> Raw data

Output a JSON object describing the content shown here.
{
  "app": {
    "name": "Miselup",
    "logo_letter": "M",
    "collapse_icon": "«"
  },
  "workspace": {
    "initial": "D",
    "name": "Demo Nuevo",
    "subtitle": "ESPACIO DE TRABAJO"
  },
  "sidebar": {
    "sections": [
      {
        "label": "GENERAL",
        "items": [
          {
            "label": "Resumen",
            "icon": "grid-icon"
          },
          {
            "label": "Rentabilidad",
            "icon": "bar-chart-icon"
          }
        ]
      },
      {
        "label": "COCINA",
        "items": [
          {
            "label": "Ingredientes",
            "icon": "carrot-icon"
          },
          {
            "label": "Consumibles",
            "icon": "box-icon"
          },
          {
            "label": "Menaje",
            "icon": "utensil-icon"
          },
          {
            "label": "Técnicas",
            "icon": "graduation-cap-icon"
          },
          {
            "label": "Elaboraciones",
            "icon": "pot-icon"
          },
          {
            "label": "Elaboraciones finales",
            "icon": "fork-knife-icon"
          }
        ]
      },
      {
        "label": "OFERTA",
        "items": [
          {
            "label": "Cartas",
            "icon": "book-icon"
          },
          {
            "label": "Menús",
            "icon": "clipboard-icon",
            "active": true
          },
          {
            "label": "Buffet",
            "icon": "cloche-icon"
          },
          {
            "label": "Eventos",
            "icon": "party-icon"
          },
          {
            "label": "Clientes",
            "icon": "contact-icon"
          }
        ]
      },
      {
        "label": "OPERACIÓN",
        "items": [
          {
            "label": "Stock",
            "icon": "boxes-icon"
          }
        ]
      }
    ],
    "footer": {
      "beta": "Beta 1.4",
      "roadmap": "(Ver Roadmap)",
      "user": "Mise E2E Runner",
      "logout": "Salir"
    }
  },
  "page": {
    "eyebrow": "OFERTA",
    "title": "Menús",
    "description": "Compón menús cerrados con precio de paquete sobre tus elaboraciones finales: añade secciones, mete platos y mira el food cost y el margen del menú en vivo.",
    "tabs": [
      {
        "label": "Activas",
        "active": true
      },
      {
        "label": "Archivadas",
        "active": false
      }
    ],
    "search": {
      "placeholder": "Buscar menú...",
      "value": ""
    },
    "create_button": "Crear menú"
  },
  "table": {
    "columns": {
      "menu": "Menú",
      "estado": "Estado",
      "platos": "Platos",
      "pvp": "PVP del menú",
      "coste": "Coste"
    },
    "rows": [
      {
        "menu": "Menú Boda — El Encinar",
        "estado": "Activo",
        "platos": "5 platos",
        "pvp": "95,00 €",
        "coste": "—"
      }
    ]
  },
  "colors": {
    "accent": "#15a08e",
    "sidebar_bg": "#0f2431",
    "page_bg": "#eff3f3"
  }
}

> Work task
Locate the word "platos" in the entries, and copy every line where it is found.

> Exercise solution
    "description": "Compón menús cerrados con precio de paquete sobre tus elaboraciones finales: añade secciones, mete platos y mira el food cost y el margen del menú en vivo.",
      "platos": "Platos",
        "platos": "5 platos",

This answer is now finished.